Have you ever wrestled with Romans 7? Are you aware of the battleground that exists upon the soil of its meaning? Would you like a little help? This volume edited by Terry Wilder, and published by B & H Publishing, clearly defines the battle lines and gives us enough detail to form our own opinion. I can hardly think of a better approach than bringing 3 writers who each strongly hold to one of the main positions, and letting them write and engage with passion while maintaining Christian respect for each other.
Grant Osborne writes in favor of 7:14-25 representing Christian experience after salvation. Stephen Chester tackles the idea that those verses are Paul’s description of wrestling with sin prior to conversion. Mark Seifrid argues that it is not really autobiographical at all, but simply one standing before the Law. Finally, Chad Brand concludes the discussion by addressing how we might use this passage pastorally.
The value of this book is that instead of shouting out rhetoric, or worse, invectives, they dig into the text itself. That approach made them, in my opinion, worth listening to. They each shot a hole or two in the other’s arguments, and they were never careless.
I came into this book already adhering to Mr. Osborne’s position.

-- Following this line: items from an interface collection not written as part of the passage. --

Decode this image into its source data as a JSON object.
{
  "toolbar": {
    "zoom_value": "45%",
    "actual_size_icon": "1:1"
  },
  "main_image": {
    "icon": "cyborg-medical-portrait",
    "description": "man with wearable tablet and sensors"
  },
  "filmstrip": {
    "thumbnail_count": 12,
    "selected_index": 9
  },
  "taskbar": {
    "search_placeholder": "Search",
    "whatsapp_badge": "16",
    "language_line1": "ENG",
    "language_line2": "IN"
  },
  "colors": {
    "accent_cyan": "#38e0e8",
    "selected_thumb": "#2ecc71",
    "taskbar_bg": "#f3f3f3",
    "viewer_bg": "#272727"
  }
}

I left it the same. While it might be disingenuous to say that I am only stronger in my position now, I was enriched by all three and had to interact on all the issues around the edges. In short, I feel much better about my position now and owe a debt to these authors for it. Mr. Brand’s conclusion was masterful too. I loved it.
I love this style of book as well as this approach to studying issues that are often debated. I highly recommend this volume.
I received this book free from the publisher. I was not required to write a positive review. The opinions I have expressed are my own. I am disclosing this in accordance with the Federal Trade Commission’s 16 CFR, Part 255.
One thought on “Perspectives On Our Struggle With Sin: 3 Views Of Romans 7~Book Review”
Dare I give my perspective? I think the key to understanding this passage is found in reading all three chapters (6-8) together as a whole, with 6 describing the before and after state, 7 underscoring the failure of self, and 8 the victory in the Spirit. If you read the second half of ch. 7, underline every time you see the word “I”, or sentences where the subject is I, in the first person singular ( deal with a language that doesn’t need the subject, as it’s found in the verb). Next, contrast that with chapter 8, where I disappears as the subject, but the Spirit is what rules the chapter. The point of the two chapters is not whether or not it represents a pre or post salvation experience, or if it is autobiographical, or anything like. Paul is writing a treatise on salvation and its effects. The sad truth is, this part of chapter 7 can represent both a non-regenerate person attempting to fulfill the law, or a believer attempting to somehow “enhance” his salvation himself. When our focus is on ourselves–our sin, our efforts, etc. the result will be failure, because we are focused on the wrong thing. When we are truly allowing the Spirit to control, giving place to Him, the practical result is completely other. Of course, there are the same eternal benefits whether we try to “enhance” our spiritual life by our own efforts or not, which chapter 8 also covers, but the key difference is found in that simple grammatical difference between the “I” in ch. 7 and “Spirit” in ch. 8.
In a sense, I think the fullest understanding is to take all three views, and understand them as parts of the whole. But that’s just me, after devoting far too many hours reading the Book through over and over, and doing it in two languages. 😉
But this is a book review, so maybe I shouldn’t have commented. It’s just a subject very near my heart. 🙂